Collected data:
***

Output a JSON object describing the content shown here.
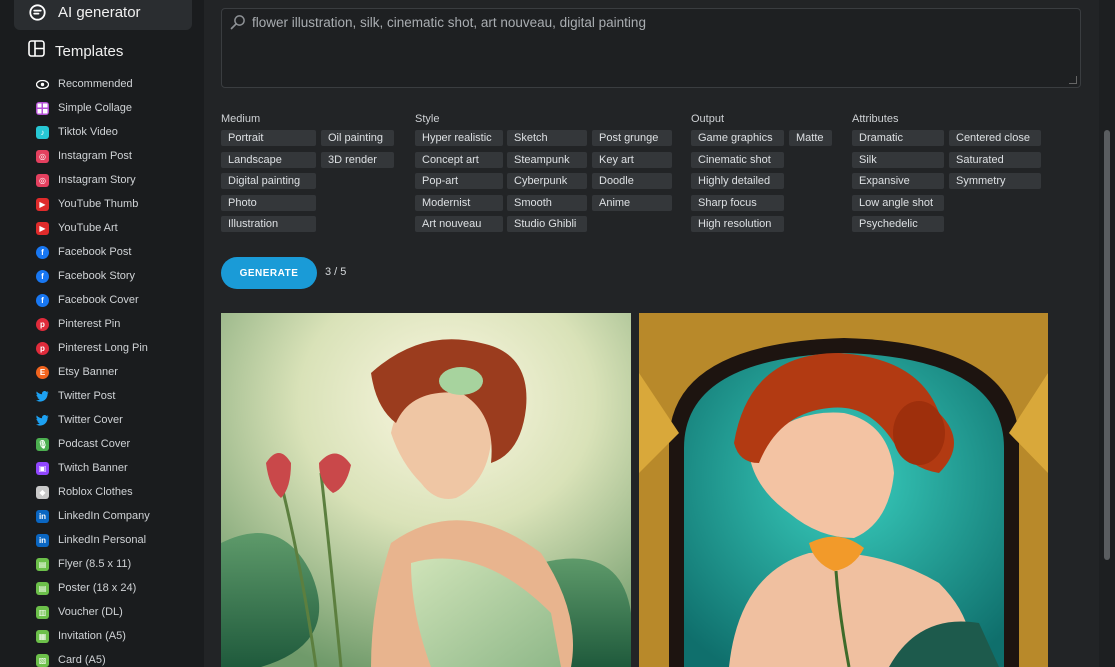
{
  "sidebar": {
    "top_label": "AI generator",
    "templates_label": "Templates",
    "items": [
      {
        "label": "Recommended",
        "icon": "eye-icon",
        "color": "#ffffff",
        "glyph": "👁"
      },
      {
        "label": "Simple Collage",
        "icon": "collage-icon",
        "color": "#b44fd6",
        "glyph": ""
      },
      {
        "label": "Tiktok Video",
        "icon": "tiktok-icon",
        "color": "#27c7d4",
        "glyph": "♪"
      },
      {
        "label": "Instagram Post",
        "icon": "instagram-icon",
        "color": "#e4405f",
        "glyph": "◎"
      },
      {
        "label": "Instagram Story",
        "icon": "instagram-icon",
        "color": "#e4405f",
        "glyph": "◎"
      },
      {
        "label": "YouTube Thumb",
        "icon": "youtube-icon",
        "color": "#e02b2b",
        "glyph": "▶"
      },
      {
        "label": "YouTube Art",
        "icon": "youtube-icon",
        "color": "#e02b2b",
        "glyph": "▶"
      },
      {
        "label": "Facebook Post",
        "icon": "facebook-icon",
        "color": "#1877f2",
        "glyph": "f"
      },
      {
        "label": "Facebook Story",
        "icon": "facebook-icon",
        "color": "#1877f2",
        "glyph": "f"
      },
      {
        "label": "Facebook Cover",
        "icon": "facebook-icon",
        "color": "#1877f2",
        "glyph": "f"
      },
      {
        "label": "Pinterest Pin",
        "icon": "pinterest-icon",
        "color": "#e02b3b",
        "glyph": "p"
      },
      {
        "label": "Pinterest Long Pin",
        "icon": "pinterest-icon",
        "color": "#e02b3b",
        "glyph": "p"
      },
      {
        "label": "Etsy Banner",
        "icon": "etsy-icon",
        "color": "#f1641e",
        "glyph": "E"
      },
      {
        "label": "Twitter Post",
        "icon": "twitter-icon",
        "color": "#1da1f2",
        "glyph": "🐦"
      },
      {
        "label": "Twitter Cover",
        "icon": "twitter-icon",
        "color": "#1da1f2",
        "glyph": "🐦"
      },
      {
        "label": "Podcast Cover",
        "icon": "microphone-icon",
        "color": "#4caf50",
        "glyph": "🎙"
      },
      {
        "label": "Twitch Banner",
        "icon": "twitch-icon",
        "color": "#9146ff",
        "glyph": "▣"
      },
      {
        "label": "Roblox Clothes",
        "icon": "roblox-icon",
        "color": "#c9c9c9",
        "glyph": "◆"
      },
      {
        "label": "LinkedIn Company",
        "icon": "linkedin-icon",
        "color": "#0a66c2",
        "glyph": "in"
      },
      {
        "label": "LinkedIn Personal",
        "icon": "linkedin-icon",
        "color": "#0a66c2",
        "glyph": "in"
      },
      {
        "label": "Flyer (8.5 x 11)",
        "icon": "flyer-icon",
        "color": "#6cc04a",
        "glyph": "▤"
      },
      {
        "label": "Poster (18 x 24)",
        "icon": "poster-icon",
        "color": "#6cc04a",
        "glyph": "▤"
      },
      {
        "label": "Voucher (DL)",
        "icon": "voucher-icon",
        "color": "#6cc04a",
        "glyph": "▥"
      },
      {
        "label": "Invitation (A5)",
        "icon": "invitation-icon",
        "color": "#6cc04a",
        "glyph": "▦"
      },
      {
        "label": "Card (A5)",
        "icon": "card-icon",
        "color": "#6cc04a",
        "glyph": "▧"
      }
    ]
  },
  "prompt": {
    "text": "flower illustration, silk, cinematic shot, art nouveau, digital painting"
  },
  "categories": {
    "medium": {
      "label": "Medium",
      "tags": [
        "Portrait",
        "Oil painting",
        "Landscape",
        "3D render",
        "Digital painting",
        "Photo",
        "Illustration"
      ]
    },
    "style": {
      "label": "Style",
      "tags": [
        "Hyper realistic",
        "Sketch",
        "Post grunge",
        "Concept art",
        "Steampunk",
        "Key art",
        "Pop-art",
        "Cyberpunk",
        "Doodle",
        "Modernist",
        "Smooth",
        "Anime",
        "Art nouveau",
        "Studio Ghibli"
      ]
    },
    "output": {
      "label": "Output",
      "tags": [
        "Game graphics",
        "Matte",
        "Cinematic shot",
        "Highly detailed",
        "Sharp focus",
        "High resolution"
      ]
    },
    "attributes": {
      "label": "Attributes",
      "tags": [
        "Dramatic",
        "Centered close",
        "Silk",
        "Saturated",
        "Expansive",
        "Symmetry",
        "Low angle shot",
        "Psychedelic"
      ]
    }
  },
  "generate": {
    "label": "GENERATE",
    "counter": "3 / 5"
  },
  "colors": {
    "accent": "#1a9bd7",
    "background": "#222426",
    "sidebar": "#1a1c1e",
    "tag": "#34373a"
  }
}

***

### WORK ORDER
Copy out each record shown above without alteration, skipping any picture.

### RESULT
Output a JSON object describing the content shown here.
{
  "sidebar": {
    "top_label": "AI generator",
    "templates_label": "Templates",
    "items": [
      {
        "label": "Recommended",
        "icon": "eye-icon",
        "color": "#ffffff",
        "glyph": "👁"
      },
      {
        "label": "Simple Collage",
        "icon": "collage-icon",
        "color": "#b44fd6",
        "glyph": ""
      },
      {
        "label": "Tiktok Video",
        "icon": "tiktok-icon",
        "color": "#27c7d4",
        "glyph": "♪"
      },
      {
        "label": "Instagram Post",
        "icon": "instagram-icon",
        "color": "#e4405f",
        "glyph": "◎"
      },
      {
        "label": "Instagram Story",
        "icon": "instagram-icon",
        "color": "#e4405f",
        "glyph": "◎"
      },
      {
        "label": "YouTube Thumb",
        "icon": "youtube-icon",
        "color": "#e02b2b",
        "glyph": "▶"
      },
      {
        "label": "YouTube Art",
        "icon": "youtube-icon",
        "color": "#e02b2b",
        "glyph": "▶"
      },
      {
        "label": "Facebook Post",
        "icon": "facebook-icon",
        "color": "#1877f2",
        "glyph": "f"
      },
      {
        "label": "Facebook Story",
        "icon": "facebook-icon",
        "color": "#1877f2",
        "glyph": "f"
      },
      {
        "label": "Facebook Cover",
        "icon": "facebook-icon",
        "color": "#1877f2",
        "glyph": "f"
      },
      {
        "label": "Pinterest Pin",
        "icon": "pinterest-icon",
        "color": "#e02b3b",
        "glyph": "p"
      },
      {
        "label": "Pinterest Long Pin",
        "icon": "pinterest-icon",
        "color": "#e02b3b",
        "glyph": "p"
      },
      {
        "label": "Etsy Banner",
        "icon": "etsy-icon",
        "color": "#f1641e",
        "glyph": "E"
      },
      {
        "label": "Twitter Post",
        "icon": "twitter-icon",
        "color": "#1da1f2",
        "glyph": "🐦"
      },
      {
        "label": "Twitter Cover",
        "icon": "twitter-icon",
        "color": "#1da1f2",
        "glyph": "🐦"
      },
      {
        "label": "Podcast Cover",
        "icon": "microphone-icon",
        "color": "#4caf50",
        "glyph": "🎙"
      },
      {
        "label": "Twitch Banner",
        "icon": "twitch-icon",
        "color": "#9146ff",
        "glyph": "▣"
      },
      {
        "label": "Roblox Clothes",
        "icon": "roblox-icon",
        "color": "#c9c9c9",
        "glyph": "◆"
      },
      {
        "label": "LinkedIn Company",
        "icon": "linkedin-icon",
        "color": "#0a66c2",
        "glyph": "in"
      },
      {
        "label": "LinkedIn Personal",
        "icon": "linkedin-icon",
        "color": "#0a66c2",
        "glyph": "in"
      },
      {
        "label": "Flyer (8.5 x 11)",
        "icon": "flyer-icon",
        "color": "#6cc04a",
        "glyph": "▤"
      },
      {
        "label": "Poster (18 x 24)",
        "icon": "poster-icon",
        "color": "#6cc04a",
        "glyph": "▤"
      },
      {
        "label": "Voucher (DL)",
        "icon": "voucher-icon",
        "color": "#6cc04a",
        "glyph": "▥"
      },
      {
        "label": "Invitation (A5)",
        "icon": "invitation-icon",
        "color": "#6cc04a",
        "glyph": "▦"
      },
      {
        "label": "Card (A5)",
        "icon": "card-icon",
        "color": "#6cc04a",
        "glyph": "▧"
      }
    ]
  },
  "prompt": {
    "text": "flower illustration, silk, cinematic shot, art nouveau, digital painting"
  },
  "categories": {
    "medium": {
      "label": "Medium",
      "tags": [
        "Portrait",
        "Oil painting",
        "Landscape",
        "3D render",
        "Digital painting",
        "Photo",
        "Illustration"
      ]
    },
    "style": {
      "label": "Style",
      "tags": [
        "Hyper realistic",
        "Sketch",
        "Post grunge",
        "Concept art",
        "Steampunk",
        "Key art",
        "Pop-art",
        "Cyberpunk",
        "Doodle",
        "Modernist",
        "Smooth",
        "Anime",
        "Art nouveau",
        "Studio Ghibli"
      ]
    },
    "output": {
      "label": "Output",
      "tags": [
        "Game graphics",
        "Matte",
        "Cinematic shot",
        "Highly detailed",
        "Sharp focus",
        "High resolution"
      ]
    },
    "attributes": {
      "label": "Attributes",
      "tags": [
        "Dramatic",
        "Centered close",
        "Silk",
        "Saturated",
        "Expansive",
        "Symmetry",
        "Low angle shot",
        "Psychedelic"
      ]
    }
  },
  "generate": {
    "label": "GENERATE",
    "counter": "3 / 5"
  },
  "colors": {
    "accent": "#1a9bd7",
    "background": "#222426",
    "sidebar": "#1a1c1e",
    "tag": "#34373a"
  }
}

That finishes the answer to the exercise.